What is required:
Only the number is wanted: how many lines below contain "screenshot"?

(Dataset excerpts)
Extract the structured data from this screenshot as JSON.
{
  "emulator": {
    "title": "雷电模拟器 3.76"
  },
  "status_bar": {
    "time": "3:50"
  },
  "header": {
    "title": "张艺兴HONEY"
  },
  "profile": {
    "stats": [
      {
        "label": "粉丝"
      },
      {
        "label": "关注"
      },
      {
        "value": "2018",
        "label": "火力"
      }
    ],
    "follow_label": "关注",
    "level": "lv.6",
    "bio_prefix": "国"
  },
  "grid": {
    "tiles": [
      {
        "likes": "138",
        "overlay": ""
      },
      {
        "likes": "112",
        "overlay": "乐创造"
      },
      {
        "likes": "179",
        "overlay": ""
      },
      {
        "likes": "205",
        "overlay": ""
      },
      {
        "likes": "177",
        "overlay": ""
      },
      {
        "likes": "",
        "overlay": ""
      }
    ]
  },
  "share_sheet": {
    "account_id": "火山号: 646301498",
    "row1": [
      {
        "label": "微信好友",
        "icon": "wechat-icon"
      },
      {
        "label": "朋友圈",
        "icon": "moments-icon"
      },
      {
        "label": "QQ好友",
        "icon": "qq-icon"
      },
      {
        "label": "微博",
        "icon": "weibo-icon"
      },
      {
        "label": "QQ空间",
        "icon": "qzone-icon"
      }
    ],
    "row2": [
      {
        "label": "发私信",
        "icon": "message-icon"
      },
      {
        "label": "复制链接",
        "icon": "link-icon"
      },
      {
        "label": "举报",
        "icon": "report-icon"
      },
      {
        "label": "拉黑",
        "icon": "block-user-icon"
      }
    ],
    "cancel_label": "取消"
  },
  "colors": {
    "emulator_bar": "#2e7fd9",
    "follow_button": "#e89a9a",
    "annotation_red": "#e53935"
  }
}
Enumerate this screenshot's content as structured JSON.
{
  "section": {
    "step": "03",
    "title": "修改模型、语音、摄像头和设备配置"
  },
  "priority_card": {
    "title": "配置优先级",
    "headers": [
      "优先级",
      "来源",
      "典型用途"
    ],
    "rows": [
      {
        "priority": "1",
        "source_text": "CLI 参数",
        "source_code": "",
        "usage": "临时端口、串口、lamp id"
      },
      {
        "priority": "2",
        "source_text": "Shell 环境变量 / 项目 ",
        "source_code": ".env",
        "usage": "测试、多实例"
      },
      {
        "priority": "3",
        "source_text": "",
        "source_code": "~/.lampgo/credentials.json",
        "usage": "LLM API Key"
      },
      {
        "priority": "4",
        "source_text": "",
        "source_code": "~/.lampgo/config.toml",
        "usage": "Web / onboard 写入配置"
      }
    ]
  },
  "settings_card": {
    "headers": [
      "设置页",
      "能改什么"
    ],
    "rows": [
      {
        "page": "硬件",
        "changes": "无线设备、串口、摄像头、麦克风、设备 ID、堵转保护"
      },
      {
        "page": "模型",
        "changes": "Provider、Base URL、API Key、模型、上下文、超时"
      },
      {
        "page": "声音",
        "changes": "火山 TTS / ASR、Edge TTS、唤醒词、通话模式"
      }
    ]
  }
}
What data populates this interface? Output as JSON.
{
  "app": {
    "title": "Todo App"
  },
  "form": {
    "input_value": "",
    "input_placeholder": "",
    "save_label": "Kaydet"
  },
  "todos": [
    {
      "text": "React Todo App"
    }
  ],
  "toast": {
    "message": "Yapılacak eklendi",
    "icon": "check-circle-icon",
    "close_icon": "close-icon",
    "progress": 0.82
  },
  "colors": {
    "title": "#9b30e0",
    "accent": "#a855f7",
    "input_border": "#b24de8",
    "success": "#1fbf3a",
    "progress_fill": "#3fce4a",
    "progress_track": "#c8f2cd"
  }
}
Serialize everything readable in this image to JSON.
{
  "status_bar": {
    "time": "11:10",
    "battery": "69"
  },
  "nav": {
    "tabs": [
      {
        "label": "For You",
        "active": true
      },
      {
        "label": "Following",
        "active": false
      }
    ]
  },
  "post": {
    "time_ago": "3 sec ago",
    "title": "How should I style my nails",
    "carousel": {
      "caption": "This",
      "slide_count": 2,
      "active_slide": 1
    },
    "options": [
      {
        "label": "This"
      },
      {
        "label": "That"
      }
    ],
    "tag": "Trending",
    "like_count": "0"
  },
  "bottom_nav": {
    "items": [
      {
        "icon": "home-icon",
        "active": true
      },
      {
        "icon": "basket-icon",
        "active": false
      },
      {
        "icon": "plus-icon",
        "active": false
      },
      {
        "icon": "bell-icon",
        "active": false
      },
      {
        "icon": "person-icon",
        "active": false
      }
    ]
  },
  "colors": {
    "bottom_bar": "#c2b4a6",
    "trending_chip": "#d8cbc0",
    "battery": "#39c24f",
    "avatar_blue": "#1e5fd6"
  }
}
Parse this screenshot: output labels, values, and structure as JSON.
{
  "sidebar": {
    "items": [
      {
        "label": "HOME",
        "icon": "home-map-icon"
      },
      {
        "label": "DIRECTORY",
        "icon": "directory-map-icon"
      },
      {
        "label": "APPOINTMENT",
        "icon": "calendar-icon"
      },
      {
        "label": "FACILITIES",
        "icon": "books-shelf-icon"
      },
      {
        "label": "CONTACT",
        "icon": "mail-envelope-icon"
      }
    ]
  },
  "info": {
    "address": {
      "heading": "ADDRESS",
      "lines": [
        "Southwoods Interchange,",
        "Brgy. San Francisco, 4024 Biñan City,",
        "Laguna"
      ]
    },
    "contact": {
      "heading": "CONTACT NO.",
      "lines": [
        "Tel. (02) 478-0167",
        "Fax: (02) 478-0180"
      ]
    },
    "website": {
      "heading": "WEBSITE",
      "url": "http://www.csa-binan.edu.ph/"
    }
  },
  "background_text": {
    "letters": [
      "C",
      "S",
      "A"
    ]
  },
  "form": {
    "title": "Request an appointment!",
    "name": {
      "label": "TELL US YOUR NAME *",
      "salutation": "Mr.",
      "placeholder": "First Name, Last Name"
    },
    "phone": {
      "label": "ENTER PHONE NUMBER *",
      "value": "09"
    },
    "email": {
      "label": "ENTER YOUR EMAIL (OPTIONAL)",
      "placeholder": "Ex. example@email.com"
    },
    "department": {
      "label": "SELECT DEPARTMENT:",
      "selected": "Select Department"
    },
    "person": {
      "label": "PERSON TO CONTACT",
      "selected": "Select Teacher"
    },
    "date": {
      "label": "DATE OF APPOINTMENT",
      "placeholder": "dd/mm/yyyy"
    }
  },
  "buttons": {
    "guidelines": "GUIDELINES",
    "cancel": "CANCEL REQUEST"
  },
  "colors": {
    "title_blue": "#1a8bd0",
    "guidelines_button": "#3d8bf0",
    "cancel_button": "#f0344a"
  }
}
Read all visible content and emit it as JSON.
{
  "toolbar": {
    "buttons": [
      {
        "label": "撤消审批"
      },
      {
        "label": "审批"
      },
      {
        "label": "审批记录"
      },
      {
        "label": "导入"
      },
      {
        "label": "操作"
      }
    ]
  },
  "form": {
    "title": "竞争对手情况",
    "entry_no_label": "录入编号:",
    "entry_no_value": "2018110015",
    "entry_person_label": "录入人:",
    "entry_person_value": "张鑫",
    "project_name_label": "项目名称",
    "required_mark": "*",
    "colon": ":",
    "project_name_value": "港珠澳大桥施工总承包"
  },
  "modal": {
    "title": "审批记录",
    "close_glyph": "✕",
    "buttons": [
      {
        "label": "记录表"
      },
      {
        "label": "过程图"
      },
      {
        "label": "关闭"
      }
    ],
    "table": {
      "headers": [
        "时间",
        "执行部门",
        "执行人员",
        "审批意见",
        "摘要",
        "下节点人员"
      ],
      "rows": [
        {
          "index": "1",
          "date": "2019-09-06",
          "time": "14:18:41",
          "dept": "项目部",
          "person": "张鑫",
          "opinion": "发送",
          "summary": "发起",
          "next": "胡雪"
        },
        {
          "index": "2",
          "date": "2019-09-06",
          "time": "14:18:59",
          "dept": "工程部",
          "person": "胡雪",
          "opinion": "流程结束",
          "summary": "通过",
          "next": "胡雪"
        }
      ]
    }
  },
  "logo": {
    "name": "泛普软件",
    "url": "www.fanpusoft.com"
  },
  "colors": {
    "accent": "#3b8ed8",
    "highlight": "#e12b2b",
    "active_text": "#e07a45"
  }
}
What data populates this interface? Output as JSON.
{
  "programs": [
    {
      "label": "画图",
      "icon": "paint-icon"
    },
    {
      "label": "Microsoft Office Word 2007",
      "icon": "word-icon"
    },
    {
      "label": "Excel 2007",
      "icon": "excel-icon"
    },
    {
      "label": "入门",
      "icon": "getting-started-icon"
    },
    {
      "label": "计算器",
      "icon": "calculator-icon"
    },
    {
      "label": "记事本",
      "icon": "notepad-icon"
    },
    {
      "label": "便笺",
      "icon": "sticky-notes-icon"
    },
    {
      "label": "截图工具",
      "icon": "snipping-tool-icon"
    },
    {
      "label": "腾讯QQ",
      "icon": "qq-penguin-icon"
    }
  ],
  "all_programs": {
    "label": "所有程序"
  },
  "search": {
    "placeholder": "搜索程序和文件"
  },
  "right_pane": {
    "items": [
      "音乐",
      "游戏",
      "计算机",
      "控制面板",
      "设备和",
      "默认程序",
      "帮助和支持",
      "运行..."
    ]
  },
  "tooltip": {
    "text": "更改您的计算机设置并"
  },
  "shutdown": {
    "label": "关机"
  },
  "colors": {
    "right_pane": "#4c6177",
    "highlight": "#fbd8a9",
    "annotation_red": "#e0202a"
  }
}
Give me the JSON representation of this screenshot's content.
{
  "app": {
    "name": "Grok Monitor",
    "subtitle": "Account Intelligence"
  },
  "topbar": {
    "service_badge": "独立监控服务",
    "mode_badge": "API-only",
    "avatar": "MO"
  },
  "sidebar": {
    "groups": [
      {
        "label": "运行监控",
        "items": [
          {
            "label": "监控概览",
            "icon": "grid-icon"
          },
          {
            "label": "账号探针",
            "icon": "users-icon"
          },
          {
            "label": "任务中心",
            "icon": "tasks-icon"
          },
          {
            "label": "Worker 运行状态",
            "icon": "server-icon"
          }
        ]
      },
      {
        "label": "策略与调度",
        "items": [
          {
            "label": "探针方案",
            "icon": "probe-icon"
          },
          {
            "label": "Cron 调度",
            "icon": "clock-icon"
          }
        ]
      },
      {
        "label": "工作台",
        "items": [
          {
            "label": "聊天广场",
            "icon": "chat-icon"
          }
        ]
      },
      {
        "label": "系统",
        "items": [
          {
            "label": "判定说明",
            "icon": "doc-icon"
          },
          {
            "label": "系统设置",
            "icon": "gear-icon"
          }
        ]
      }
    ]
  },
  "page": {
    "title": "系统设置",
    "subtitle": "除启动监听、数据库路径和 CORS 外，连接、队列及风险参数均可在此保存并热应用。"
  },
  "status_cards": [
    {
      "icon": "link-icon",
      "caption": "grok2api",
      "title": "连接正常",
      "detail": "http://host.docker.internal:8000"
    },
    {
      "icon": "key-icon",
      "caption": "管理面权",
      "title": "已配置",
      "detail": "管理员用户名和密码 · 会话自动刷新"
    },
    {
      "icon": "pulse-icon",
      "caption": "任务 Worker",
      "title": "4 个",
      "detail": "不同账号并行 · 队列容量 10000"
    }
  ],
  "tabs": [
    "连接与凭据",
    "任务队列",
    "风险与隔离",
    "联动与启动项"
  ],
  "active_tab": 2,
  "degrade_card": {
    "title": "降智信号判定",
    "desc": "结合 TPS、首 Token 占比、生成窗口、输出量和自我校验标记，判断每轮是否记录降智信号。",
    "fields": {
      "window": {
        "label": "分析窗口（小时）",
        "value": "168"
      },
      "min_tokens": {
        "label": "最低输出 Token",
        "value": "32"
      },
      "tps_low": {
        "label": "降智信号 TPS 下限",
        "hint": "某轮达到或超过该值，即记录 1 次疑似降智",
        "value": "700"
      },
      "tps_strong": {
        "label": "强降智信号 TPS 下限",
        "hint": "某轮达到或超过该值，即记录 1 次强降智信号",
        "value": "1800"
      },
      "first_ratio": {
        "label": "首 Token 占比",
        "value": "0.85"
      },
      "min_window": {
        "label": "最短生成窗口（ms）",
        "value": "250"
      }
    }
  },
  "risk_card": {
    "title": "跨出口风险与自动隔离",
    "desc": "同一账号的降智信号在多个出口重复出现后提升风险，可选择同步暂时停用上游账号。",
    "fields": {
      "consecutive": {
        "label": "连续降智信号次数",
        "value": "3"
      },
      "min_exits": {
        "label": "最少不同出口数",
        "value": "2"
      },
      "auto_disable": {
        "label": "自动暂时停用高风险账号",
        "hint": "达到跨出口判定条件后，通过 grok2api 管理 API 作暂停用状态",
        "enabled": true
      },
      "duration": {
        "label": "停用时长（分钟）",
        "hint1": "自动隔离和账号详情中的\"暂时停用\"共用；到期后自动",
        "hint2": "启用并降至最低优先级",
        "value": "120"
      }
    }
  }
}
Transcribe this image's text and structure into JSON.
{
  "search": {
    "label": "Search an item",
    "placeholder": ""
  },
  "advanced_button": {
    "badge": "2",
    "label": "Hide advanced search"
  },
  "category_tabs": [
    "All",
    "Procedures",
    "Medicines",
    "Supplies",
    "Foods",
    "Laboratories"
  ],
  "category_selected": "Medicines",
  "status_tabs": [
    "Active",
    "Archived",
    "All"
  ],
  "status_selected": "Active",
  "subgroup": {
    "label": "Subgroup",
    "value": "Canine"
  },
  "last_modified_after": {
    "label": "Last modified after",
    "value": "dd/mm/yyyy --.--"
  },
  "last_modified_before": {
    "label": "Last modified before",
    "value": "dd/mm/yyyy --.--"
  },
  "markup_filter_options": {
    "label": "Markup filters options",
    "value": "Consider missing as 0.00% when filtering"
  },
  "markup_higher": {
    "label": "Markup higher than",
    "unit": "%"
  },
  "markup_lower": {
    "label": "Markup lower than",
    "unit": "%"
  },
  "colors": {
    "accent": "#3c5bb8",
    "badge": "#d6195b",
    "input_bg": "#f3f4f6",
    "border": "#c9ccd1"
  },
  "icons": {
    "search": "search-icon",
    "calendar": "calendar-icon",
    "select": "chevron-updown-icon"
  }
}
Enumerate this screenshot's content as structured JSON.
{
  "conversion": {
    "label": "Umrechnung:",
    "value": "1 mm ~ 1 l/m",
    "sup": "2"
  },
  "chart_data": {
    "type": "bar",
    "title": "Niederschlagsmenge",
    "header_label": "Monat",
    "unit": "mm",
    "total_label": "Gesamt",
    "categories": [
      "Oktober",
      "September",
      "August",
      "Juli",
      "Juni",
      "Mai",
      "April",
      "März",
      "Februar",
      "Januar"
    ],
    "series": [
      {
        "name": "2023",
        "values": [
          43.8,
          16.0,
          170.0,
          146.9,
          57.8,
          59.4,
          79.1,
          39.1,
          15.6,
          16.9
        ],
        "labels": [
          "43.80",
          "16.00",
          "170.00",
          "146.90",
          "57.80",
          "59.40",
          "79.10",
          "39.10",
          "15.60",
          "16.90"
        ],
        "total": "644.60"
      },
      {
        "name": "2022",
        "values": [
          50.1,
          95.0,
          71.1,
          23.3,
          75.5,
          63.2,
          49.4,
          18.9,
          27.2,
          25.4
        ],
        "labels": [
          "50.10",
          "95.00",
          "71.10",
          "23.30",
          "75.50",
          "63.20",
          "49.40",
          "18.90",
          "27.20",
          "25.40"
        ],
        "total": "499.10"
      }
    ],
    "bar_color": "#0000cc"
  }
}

Solution:
5